Co-ops And Homeschool Groups
Chances are, you’ve heard of a homeschool co-op, but what IS a co-op? So many people in my personal life are confused when I mention our co-op. What is a co-op? What do you do? Where do you go? Is it just like a school? I thought you were homeschooling at home. Why belong to a homeschool co-op if you could just send your kids to school? Etc etc etc.
Well, a co-op is an AMAZING resource. If you don’t belong to one, I HIGHLY suggest you do! Of course it’s not necessary. But its wealth of information and life experience is abundant and I am grateful everyday since we joined one. We actually belong to two-one is a smaller, newer, free cooperative and one is a much larger and more established group that we pay an annual fee to be a member of. Both are amazing for different reasons and I’ll explain.
Our first co-op we joined was the free one. I wanted to see what it was all about and if it was the right fit for us. We joined two years ago when my son was only 4 and my daughter had just turned 3. Neither of them were really old enough for any ‘classes’, but there was a music class within the co-op that I thought would benefit my son. It was only $5 for the class for a 9 week semester, so I thought, no harm-no foul and I can find out what this whole co-op thing is. I fell in love with the endless possibilities right away and ended up registering as an educator through the co-op and have since taught 5 classes in the last 2 years with the group. It is essentially, a group of homeschooled kids and their parents as well as local teachers and volunteers who meet at a local park to educate together. The teachers are parents and they graciously spend their own personal time designing lessons and classes for all of our children. I have loved participating in this for both myself and my kids. First of all, my children have made soooooo many friends through our co-op, who are also homeschooled. They have formed strong bonds and get to learn and play with a large group of kids. The most wonderful thing about it, is by the nature of homeschool, the children are not boxed into an age or grade. So there is a scale, a variance in each class. There may be a 5 year old learning alongside a 7 year old etc. I find this to be a wonderful situation because my kids are learning how to associate, communicate, and be friendly with children both younger and older than themselves. It is an amazing sight to see a 9 year old helping a younger student, or a younger child emulating or being motivated by an older child because they look up to them. This will help them learn social skills that will carry through to adulthood. We are always told that public school prepares us for adulthood or real life. Some people chastise homeschoolers as anti-social or unsocialized or unprepared for adulthood, but OH CONTRARE! Public schools are set up with all of the kids associating with only their own age. But is that real life? NO WAY! I love that as my kids will grow, they will be able to carry a conversation with an adult, play alongside children their own age, or care for younger children, all because they have been in this harmonious, inclusive, melting pot of what we call a cooperative.

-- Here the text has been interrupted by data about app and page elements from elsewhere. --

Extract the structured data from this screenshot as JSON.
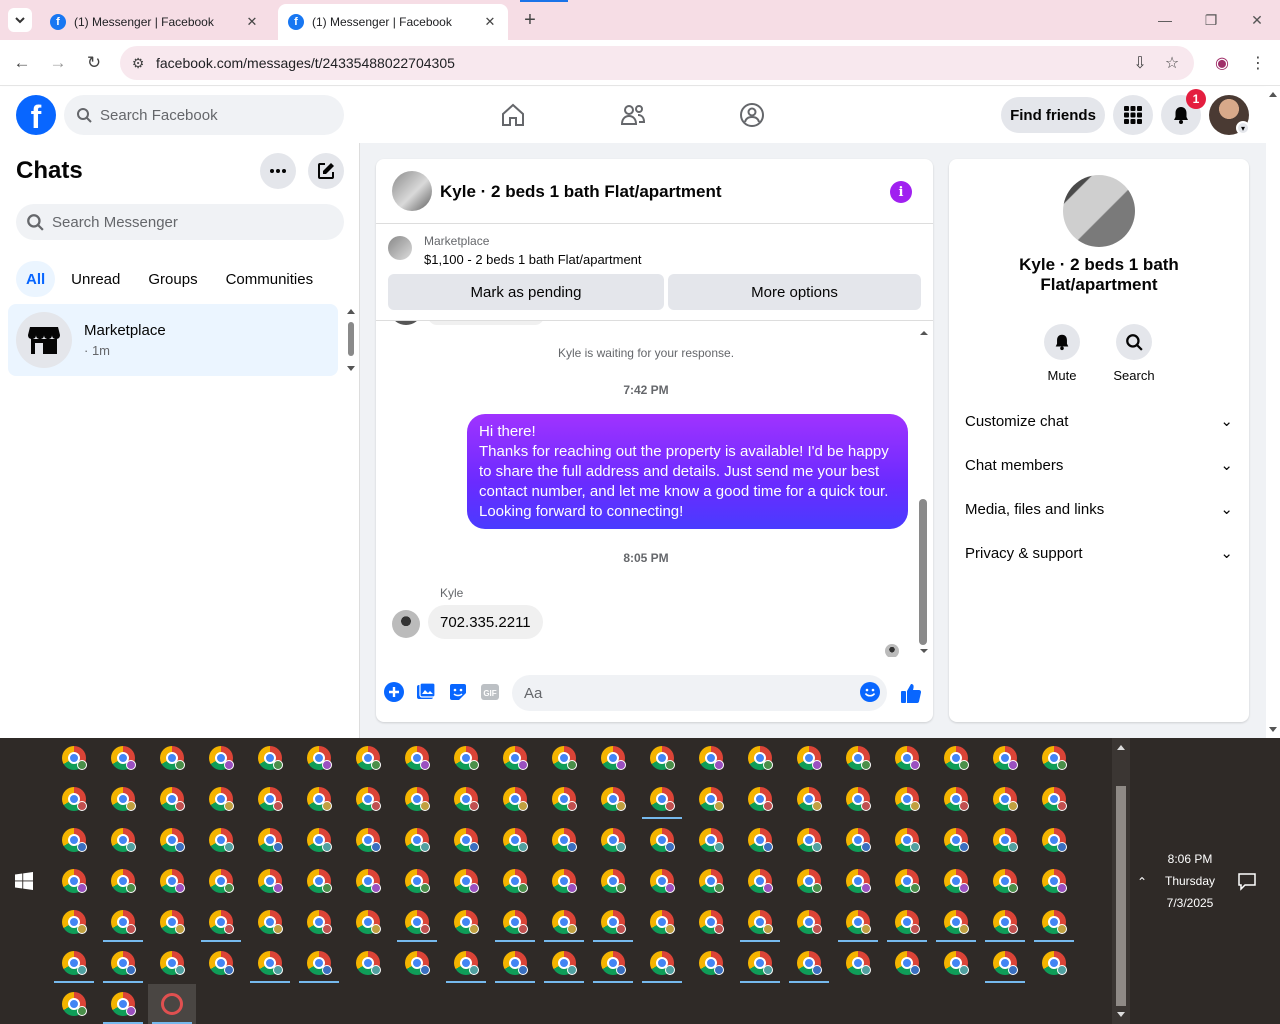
{
  "browser": {
    "tabs": [
      {
        "title": "(1) Messenger | Facebook",
        "active": false
      },
      {
        "title": "(1) Messenger | Facebook",
        "active": true
      }
    ],
    "url": "facebook.com/messages/t/24335488022704305"
  },
  "fb_header": {
    "logo": "f",
    "search_placeholder": "Search Facebook",
    "find_friends": "Find friends",
    "notification_count": "1"
  },
  "sidebar": {
    "title": "Chats",
    "search_placeholder": "Search Messenger",
    "filters": [
      "All",
      "Unread",
      "Groups",
      "Communities"
    ],
    "active_filter": "All",
    "chats": [
      {
        "name": "Marketplace",
        "meta": "· 1m"
      }
    ]
  },
  "conversation": {
    "title": "Kyle · 2 beds 1 bath Flat/apartment",
    "marketplace_label": "Marketplace",
    "listing": "$1,100 - 2 beds 1 bath Flat/apartment",
    "mark_pending": "Mark as pending",
    "more_options": "More options",
    "waiting_note": "Kyle is waiting for your response.",
    "time_1": "7:42 PM",
    "outgoing_message": "Hi there!\nThanks for reaching out the property is available! I'd be happy to share the full address and details. Just send me your best contact number, and let me know a good time for a quick tour. Looking forward to connecting!",
    "time_2": "8:05 PM",
    "sender_name": "Kyle",
    "incoming_message": "702.335.2211",
    "composer_placeholder": "Aa"
  },
  "info_panel": {
    "name": "Kyle · 2 beds 1 bath Flat/apartment",
    "actions": [
      "Mute",
      "Search"
    ],
    "sections": [
      "Customize chat",
      "Chat members",
      "Media, files and links",
      "Privacy & support"
    ]
  },
  "taskbar": {
    "time": "8:06 PM",
    "day": "Thursday",
    "date": "7/3/2025"
  },
  "colors": {
    "brand": "#0866ff",
    "outgoing_bubble": "#7b2bff",
    "info_accent": "#a020f0",
    "badge": "#e41e3f"
  }
}
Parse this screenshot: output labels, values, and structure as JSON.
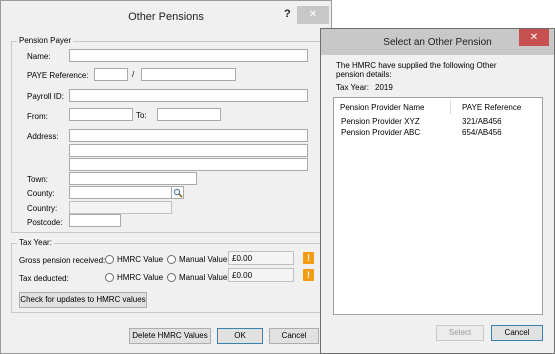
{
  "pension_dialog": {
    "title": "Other Pensions",
    "help_label": "?",
    "close_label": "✕",
    "payer_group": "Pension Payer",
    "labels": {
      "name": "Name:",
      "paye_reference": "PAYE Reference:",
      "paye_sep": "/",
      "payroll_id": "Payroll ID:",
      "from": "From:",
      "to": "To:",
      "address": "Address:",
      "town": "Town:",
      "county": "County:",
      "country": "Country:",
      "postcode": "Postcode:"
    },
    "tax_year_group": "Tax Year:",
    "rows": [
      {
        "label": "Gross pension received:",
        "hmrc_option": "HMRC Value",
        "manual_option": "Manual Value",
        "value": "£0.00",
        "warning": "!"
      },
      {
        "label": "Tax deducted:",
        "hmrc_option": "HMRC Value",
        "manual_option": "Manual Value",
        "value": "£0.00",
        "warning": "!"
      }
    ],
    "check_updates_button": "Check for updates to HMRC values",
    "delete_button": "Delete HMRC Values",
    "ok_button": "OK",
    "cancel_button": "Cancel"
  },
  "select_dialog": {
    "title": "Select an Other Pension",
    "close_label": "✕",
    "message": "The HMRC have supplied the following Other pension details:",
    "tax_year_label": "Tax Year:",
    "tax_year": "2019",
    "columns": [
      "Pension Provider Name",
      "PAYE Reference"
    ],
    "rows": [
      {
        "name": "Pension Provider XYZ",
        "paye": "321/AB456"
      },
      {
        "name": "Pension Provider ABC",
        "paye": "654/AB456"
      }
    ],
    "select_button": "Select",
    "cancel_button": "Cancel"
  },
  "colors": {
    "dialog_bg": "#f0f0f0",
    "warning": "#f39c12",
    "close_active": "#c75050"
  }
}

The second and larger co-op we are members of is amazing for a completely different set of reasons. They have so many classes offered, field trips, book sales (including homeschool curriculum books), sports, social gatherings, nature preserve classes, summer camps, competitions, the list just goes on and on. I have met so many other homeschooling families, many of which will be lifelong friends. We share ideas, inspirations, goals, resources, everything! I have learned about things I never would have known about otherwise.
I think the main benefit of belonging to a homeschooling group or cooperative, is that you’re never alone. You can share your thoughts and fears with other homeschool families and hear how they solved an issue or how they tackled a problem. You can find out what curriculums and strategies they’ve used and what worked or didn’t. You find out about sales, freebies, events, that may not be widely posted and accessible otherwise. The homeschool community is a wonderful network of amazingly creative and passionate people who are all striving toward the same goal. They are a safety net, a motivator, a mentor. And they all homeschool in different ways, or for a different reason, but it doesn’t matter. There is always someone to learn from or pass on knowledge to.